### Data records for software interfaces
────────────────────

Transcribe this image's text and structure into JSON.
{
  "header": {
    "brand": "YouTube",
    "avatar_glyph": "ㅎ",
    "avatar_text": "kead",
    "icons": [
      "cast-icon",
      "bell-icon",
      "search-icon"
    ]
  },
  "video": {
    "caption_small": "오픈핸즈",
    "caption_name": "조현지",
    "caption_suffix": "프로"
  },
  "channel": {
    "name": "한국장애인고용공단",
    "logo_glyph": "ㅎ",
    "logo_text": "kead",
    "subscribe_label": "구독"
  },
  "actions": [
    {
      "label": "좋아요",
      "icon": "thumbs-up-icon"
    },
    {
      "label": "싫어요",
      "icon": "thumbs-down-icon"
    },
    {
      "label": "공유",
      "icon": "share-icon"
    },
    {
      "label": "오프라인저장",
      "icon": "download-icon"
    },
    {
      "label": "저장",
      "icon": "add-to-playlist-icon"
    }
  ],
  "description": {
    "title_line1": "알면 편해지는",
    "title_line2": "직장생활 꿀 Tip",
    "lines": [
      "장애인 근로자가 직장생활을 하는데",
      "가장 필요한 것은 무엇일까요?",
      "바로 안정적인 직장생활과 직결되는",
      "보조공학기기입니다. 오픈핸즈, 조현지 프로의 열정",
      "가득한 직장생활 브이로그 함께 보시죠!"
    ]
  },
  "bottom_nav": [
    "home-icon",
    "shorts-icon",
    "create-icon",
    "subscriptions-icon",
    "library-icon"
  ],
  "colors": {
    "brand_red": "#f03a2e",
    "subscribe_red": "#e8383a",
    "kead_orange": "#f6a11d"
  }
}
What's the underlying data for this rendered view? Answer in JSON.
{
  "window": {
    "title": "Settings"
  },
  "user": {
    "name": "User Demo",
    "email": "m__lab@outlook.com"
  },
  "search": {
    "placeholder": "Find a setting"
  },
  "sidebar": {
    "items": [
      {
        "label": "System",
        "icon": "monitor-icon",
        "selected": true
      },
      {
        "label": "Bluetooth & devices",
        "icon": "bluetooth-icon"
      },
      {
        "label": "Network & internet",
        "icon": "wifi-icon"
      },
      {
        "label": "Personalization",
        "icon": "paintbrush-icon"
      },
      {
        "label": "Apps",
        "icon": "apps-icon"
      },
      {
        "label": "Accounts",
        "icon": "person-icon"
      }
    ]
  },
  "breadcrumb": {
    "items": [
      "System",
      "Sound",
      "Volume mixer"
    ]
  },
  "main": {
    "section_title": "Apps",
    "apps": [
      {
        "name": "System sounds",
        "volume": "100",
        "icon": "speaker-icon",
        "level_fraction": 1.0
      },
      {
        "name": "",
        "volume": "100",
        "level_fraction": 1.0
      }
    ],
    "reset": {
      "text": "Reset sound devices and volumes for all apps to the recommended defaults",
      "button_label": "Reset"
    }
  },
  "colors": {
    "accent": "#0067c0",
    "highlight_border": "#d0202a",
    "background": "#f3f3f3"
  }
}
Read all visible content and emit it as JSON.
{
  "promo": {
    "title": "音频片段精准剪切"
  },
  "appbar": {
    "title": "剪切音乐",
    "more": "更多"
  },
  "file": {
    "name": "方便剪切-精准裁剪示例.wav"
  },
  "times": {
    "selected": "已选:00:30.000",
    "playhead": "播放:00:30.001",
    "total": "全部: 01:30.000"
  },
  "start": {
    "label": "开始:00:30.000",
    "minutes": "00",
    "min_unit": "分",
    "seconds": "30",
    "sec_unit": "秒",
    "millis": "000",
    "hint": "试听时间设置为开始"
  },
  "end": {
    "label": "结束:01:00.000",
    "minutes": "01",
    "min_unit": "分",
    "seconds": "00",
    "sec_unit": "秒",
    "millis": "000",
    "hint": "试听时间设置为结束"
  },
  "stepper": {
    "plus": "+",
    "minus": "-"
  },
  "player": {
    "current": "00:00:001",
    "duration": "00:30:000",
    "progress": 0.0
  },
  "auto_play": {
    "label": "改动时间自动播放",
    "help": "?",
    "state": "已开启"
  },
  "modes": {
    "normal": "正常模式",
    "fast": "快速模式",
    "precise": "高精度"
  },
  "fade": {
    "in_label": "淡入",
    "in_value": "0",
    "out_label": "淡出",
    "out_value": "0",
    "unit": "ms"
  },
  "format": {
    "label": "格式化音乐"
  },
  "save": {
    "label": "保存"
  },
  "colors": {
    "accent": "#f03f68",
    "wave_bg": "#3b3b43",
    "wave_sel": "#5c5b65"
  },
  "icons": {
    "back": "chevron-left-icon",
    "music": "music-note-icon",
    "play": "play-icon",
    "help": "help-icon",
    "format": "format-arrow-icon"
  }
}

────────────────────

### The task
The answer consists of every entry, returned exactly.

### Written reply
Transcribe this image's text and structure into JSON.
{
  "header": {
    "brand": "YouTube",
    "avatar_glyph": "ㅎ",
    "avatar_text": "kead",
    "icons": [
      "cast-icon",
      "bell-icon",
      "search-icon"
    ]
  },
  "video": {
    "caption_small": "오픈핸즈",
    "caption_name": "조현지",
    "caption_suffix": "프로"
  },
  "channel": {
    "name": "한국장애인고용공단",
    "logo_glyph": "ㅎ",
    "logo_text": "kead",
    "subscribe_label": "구독"
  },
  "actions": [
    {
      "label": "좋아요",
      "icon": "thumbs-up-icon"
    },
    {
      "label": "싫어요",
      "icon": "thumbs-down-icon"
    },
    {
      "label": "공유",
      "icon": "share-icon"
    },
    {
      "label": "오프라인저장",
      "icon": "download-icon"
    },
    {
      "label": "저장",
      "icon": "add-to-playlist-icon"
    }
  ],
  "description": {
    "title_line1": "알면 편해지는",
    "title_line2": "직장생활 꿀 Tip",
    "lines": [
      "장애인 근로자가 직장생활을 하는데",
      "가장 필요한 것은 무엇일까요?",
      "바로 안정적인 직장생활과 직결되는",
      "보조공학기기입니다. 오픈핸즈, 조현지 프로의 열정",
      "가득한 직장생활 브이로그 함께 보시죠!"
    ]
  },
  "bottom_nav": [
    "home-icon",
    "shorts-icon",
    "create-icon",
    "subscriptions-icon",
    "library-icon"
  ],
  "colors": {
    "brand_red": "#f03a2e",
    "subscribe_red": "#e8383a",
    "kead_orange": "#f6a11d"
  }
}
What's the underlying data for this rendered view? Answer in JSON.
{
  "window": {
    "title": "Settings"
  },
  "user": {
    "name": "User Demo",
    "email": "m__lab@outlook.com"
  },
  "search": {
    "placeholder": "Find a setting"
  },
  "sidebar": {
    "items": [
      {
        "label": "System",
        "icon": "monitor-icon",
        "selected": true
      },
      {
        "label": "Bluetooth & devices",
        "icon": "bluetooth-icon"
      },
      {
        "label": "Network & internet",
        "icon": "wifi-icon"
      },
      {
        "label": "Personalization",
        "icon": "paintbrush-icon"
      },
      {
        "label": "Apps",
        "icon": "apps-icon"
      },
      {
        "label": "Accounts",
        "icon": "person-icon"
      }
    ]
  },
  "breadcrumb": {
    "items": [
      "System",
      "Sound",
      "Volume mixer"
    ]
  },
  "main": {
    "section_title": "Apps",
    "apps": [
      {
        "name": "System sounds",
        "volume": "100",
        "icon": "speaker-icon",
        "level_fraction": 1.0
      },
      {
        "name": "",
        "volume": "100",
        "level_fraction": 1.0
      }
    ],
    "reset": {
      "text": "Reset sound devices and volumes for all apps to the recommended defaults",
      "button_label": "Reset"
    }
  },
  "colors": {
    "accent": "#0067c0",
    "highlight_border": "#d0202a",
    "background": "#f3f3f3"
  }
}
Read all visible content and emit it as JSON.
{
  "promo": {
    "title": "音频片段精准剪切"
  },
  "appbar": {
    "title": "剪切音乐",
    "more": "更多"
  },
  "file": {
    "name": "方便剪切-精准裁剪示例.wav"
  },
  "times": {
    "selected": "已选:00:30.000",
    "playhead": "播放:00:30.001",
    "total": "全部: 01:30.000"
  },
  "start": {
    "label": "开始:00:30.000",
    "minutes": "00",
    "min_unit": "分",
    "seconds": "30",
    "sec_unit": "秒",
    "millis": "000",
    "hint": "试听时间设置为开始"
  },
  "end": {
    "label": "结束:01:00.000",
    "minutes": "01",
    "min_unit": "分",
    "seconds": "00",
    "sec_unit": "秒",
    "millis": "000",
    "hint": "试听时间设置为结束"
  },
  "stepper": {
    "plus": "+",
    "minus": "-"
  },
  "player": {
    "current": "00:00:001",
    "duration": "00:30:000",
    "progress": 0.0
  },
  "auto_play": {
    "label": "改动时间自动播放",
    "help": "?",
    "state": "已开启"
  },
  "modes": {
    "normal": "正常模式",
    "fast": "快速模式",
    "precise": "高精度"
  },
  "fade": {
    "in_label": "淡入",
    "in_value": "0",
    "out_label": "淡出",
    "out_value": "0",
    "unit": "ms"
  },
  "format": {
    "label": "格式化音乐"
  },
  "save": {
    "label": "保存"
  },
  "colors": {
    "accent": "#f03f68",
    "wave_bg": "#3b3b43",
    "wave_sel": "#5c5b65"
  },
  "icons": {
    "back": "chevron-left-icon",
    "music": "music-note-icon",
    "play": "play-icon",
    "help": "help-icon",
    "format": "format-arrow-icon"
  }
}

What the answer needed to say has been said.